Discrimination increases the risk for negative cardiovascular health outcomes, according to a new study led by Dr. Quynh Nguyen in the University of Maryland School of Public Health. This new research, published in the Journal of Racial and Ethnic Health Disparities, used social media data to characterize racism in the broader social environment.
“We’re trying to capture what may be invisible, but still affects people’s lives,” said Dr. Nguyen, an assistant professor of epidemiology. “Using Twitter data allows us to look at not just people’s individual experiences of discrimination, but the broader context of the social environment.”
Dr. Nguyen and colleagues categorized more than 30 million race-related tweets (from 2015-2018) and linked the tweet data with cardiovascular disease risk factors reported through the telephone-based Behavioral Risk Factor Surveillance System survey.
Those living in states from which the highest number of racist tweets originated – including Mississippi, Louisiana and Michigan – had a higher prevalence of high blood pressure (+11 percent), diabetes (+15 percent), obesity (+14 percent), stroke (+30 percent), heart attacks (+14 percent) and other CVD (cardiovascular disease) outcomes. Those living in states from which the tweets were more positive towards racial and ethnic minorities – including Utah, North Dakota and California – had a lower prevalence of cardiovascular disease.

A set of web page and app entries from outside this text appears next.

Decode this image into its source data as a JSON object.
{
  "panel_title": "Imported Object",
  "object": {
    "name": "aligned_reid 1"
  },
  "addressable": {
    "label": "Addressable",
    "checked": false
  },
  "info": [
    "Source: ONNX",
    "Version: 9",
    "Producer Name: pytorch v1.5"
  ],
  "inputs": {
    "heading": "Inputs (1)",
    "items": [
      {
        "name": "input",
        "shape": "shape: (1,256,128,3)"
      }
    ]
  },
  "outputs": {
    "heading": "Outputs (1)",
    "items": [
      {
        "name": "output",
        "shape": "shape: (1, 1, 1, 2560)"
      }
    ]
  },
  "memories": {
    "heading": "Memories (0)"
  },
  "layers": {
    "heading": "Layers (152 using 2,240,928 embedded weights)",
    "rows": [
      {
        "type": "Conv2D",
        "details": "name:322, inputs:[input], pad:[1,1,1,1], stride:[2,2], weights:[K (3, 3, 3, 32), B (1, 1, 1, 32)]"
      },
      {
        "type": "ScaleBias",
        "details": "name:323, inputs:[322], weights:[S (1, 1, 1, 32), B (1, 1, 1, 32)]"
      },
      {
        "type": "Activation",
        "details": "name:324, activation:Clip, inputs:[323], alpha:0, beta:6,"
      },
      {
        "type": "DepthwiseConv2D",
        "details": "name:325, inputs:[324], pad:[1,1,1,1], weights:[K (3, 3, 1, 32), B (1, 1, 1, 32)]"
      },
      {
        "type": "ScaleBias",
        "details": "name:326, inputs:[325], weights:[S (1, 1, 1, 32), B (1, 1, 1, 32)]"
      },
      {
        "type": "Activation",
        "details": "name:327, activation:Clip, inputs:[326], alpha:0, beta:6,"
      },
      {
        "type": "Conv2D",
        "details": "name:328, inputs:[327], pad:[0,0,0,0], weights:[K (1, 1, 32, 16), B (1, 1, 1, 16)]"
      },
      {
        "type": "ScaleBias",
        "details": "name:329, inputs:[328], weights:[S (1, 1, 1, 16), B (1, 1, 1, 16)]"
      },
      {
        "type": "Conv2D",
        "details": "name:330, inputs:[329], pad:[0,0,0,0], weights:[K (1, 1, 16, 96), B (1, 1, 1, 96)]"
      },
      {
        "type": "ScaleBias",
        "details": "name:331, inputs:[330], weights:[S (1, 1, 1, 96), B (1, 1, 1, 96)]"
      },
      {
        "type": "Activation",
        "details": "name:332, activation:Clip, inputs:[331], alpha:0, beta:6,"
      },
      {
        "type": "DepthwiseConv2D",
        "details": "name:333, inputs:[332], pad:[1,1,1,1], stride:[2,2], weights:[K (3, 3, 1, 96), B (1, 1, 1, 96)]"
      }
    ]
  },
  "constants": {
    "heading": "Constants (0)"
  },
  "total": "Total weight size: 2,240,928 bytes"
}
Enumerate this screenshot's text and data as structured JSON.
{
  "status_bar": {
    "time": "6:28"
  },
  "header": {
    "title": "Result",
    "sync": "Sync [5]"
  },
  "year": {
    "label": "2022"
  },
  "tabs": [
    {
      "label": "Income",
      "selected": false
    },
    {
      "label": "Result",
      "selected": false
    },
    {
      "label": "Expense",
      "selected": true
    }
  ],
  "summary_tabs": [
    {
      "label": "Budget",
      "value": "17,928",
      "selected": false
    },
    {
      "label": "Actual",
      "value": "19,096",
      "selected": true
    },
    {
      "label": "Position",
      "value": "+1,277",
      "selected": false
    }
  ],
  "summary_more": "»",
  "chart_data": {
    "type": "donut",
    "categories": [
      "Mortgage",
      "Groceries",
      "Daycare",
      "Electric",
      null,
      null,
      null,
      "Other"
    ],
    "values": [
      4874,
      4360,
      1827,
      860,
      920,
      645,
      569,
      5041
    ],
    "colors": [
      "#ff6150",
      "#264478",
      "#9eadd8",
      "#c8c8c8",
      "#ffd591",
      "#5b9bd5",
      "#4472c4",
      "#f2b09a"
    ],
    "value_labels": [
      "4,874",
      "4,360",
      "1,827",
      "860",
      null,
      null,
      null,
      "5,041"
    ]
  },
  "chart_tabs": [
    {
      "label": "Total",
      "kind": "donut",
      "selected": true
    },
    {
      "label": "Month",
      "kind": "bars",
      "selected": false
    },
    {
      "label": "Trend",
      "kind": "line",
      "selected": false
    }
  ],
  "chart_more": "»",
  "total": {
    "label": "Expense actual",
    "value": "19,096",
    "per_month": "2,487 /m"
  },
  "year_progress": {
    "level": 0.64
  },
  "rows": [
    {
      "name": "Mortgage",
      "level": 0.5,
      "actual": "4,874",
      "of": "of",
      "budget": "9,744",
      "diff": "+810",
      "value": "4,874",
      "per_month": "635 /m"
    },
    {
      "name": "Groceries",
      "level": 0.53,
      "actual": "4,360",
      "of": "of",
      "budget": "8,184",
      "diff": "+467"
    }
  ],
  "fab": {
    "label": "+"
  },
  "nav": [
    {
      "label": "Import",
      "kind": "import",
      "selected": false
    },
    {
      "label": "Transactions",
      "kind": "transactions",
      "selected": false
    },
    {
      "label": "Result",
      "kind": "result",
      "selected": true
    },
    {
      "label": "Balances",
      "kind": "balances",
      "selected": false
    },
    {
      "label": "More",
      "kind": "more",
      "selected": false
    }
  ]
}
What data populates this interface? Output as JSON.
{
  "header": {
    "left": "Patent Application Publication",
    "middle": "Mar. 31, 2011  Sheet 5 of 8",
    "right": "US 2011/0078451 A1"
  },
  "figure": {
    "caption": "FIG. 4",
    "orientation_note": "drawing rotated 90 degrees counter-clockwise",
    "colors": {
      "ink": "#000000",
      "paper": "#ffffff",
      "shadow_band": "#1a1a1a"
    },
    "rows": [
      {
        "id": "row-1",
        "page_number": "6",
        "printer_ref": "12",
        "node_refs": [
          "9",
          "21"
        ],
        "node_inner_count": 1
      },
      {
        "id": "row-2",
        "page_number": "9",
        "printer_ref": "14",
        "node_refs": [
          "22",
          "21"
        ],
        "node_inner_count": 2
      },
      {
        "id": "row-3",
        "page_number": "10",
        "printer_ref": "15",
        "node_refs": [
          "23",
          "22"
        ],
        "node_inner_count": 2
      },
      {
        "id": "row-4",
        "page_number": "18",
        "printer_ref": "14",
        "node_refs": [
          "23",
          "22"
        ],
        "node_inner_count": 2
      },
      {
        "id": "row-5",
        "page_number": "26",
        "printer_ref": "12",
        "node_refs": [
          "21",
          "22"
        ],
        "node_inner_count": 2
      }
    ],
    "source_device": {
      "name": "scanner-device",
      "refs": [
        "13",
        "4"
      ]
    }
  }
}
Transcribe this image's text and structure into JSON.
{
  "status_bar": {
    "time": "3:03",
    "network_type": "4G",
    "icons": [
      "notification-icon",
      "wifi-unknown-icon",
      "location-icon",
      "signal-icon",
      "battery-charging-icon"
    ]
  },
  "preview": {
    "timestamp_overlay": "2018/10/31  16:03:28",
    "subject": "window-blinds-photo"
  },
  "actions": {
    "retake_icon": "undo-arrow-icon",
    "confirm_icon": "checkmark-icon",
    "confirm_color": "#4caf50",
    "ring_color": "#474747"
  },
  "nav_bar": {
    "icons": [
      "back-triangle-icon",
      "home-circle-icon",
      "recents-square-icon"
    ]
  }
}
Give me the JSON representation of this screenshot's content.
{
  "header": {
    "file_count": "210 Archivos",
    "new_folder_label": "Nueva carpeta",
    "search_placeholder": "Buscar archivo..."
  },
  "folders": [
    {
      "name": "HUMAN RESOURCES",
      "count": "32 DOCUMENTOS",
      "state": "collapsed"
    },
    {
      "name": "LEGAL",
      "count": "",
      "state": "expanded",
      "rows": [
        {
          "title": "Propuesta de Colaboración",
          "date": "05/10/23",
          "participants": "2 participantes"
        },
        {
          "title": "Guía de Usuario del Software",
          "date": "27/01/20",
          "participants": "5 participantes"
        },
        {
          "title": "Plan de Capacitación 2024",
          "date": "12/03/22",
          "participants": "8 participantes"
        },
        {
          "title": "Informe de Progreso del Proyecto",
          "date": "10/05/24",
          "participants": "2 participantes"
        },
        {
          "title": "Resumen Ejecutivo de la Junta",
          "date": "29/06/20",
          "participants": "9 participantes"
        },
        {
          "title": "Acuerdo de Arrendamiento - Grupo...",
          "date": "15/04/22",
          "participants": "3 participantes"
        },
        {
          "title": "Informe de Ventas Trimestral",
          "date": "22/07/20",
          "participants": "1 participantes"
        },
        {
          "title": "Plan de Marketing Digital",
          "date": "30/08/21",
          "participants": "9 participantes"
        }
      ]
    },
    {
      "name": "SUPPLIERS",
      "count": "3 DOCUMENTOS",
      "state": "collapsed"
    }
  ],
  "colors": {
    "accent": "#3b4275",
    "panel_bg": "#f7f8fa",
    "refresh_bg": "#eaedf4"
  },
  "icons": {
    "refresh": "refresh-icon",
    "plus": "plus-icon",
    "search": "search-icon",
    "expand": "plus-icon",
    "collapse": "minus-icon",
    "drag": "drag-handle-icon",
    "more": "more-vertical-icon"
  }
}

These poorer health outcomes were seen in both non-Hispanic Blacks and non-Hispanic whites.
“A social environment characterized by more negativity may be bad for population health overall,” Dr. Nguyen explained.Tags: Friday Letter Submission, Publish on February 28